The original version of this was posted in May 2020.

David Charles Marshall Jackson was his name. The poor kid was named after his great-grandfather, grandfather, and father. That’s the price one pays to be the second son whose older brother was not stuck with ancestral names. You get them all, at least in the Ballard-Jackson clan in 1947. Yet, regardless of the reason for our names, we are each more than a name.  

In David’s case, he did his best to stand out as something other than the vessel carrying the memories of others. And he was lucky in a way. By the time he was born, we’d already been through the saga of nicknames or diminutive names with my given name. If that little battle had not been fought before his arrival, he’d have been known as little Davy or little Charley for the rest of his life. Thanks to our great-grandfather’s no-nonsense demeanor, David was David from birth. 

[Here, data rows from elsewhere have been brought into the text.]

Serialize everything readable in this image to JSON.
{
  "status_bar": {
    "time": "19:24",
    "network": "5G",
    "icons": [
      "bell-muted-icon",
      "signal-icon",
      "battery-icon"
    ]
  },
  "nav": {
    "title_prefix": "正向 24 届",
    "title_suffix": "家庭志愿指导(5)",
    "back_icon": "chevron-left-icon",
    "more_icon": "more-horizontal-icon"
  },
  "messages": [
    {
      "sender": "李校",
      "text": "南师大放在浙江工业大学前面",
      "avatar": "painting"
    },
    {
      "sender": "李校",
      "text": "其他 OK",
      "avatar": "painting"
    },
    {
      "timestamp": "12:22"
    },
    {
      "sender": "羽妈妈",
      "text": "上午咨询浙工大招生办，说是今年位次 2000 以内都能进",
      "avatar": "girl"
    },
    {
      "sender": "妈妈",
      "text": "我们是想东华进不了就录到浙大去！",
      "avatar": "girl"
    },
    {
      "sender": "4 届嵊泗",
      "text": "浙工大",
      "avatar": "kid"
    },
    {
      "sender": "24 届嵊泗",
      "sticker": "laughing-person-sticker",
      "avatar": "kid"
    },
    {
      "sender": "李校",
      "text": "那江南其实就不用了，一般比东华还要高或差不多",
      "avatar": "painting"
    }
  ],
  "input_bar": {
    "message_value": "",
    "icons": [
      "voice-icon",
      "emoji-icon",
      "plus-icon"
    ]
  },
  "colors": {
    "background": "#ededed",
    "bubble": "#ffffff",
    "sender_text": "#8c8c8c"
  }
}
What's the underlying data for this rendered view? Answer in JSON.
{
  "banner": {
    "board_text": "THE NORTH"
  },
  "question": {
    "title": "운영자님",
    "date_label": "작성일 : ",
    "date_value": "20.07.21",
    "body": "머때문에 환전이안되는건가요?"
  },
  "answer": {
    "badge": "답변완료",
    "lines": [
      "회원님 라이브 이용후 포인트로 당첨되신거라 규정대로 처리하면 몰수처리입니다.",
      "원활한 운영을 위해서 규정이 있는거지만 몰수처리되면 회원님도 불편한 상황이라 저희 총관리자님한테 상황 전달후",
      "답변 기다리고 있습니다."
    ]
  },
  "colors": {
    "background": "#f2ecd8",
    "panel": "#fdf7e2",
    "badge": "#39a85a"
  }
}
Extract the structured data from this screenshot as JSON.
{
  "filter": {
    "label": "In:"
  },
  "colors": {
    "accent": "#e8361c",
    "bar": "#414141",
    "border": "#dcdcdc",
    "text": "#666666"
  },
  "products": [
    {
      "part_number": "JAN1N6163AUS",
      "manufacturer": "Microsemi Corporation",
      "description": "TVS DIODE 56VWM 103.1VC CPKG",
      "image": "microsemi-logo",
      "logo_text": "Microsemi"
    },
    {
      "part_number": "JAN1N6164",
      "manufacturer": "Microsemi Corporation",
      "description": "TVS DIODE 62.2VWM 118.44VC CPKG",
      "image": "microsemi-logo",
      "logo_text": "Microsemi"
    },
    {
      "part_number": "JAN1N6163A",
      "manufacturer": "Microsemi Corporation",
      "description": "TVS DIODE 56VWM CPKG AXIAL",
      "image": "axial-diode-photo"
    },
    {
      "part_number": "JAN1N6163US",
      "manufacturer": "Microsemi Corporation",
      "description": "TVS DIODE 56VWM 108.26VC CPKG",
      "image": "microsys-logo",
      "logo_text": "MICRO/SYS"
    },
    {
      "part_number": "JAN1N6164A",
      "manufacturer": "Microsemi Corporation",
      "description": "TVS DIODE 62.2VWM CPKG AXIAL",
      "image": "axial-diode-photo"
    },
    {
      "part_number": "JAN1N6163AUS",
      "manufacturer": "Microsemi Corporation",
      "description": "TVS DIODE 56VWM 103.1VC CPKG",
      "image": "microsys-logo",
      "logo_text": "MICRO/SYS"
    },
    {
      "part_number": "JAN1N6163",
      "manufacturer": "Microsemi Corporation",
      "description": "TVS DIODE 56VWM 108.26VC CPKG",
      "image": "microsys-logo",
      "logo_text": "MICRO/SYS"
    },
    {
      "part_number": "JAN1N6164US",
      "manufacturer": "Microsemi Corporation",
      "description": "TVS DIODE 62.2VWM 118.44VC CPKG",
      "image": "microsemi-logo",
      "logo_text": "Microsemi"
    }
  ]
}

Names matter in ways beyond simple identification and differentiation. Yet, the primary purpose of a name in society is identification. Think of a first-grade teacher riding herd on a dozen or so students. Without names, the teacher would call out something like, “Hey! You, the little boy in the red shirt in the back left corner of the room.” Instead, the teacher can say, “David, can you read the first line on the board?”

Yet, we are much more than a name. For example, at this moment, if someone googled my first and last name, they might find a former professional basketball player. They could find some academic types, as my given name and surname seem to have pushed many people into research, teaching, and writing, myself included. However, each person found would be different in many ways, bringing me to this piece’s point.

According to the latest figures I could find, David is one of 58,318 Vietnam casualties whose names are on the Wall. Of course, there are thousands upon thousands more names in cemeteries, on other monuments, and in government records listing those who died in the service of our country. Wherever the name is found, remember that it is more than letters engraved on a wall, a headstone, or another marker.

Each of those names represents a human being. They were a child, brother, sister, husband, father, wife, mother, or some combination of those identities. Their sacrifice left a hole in someone’s heart. A hole that may never heal.

More Than a Name on a Wall*

*Click to see and hear a musical tribute to those listed on the Wall. An ad may pop up first, but you can skip it after a few seconds.

© – 2023

Posted in National Defense, Uncategorized, Veterans, Vietnam | Tagged , , , , , , | 2 Comments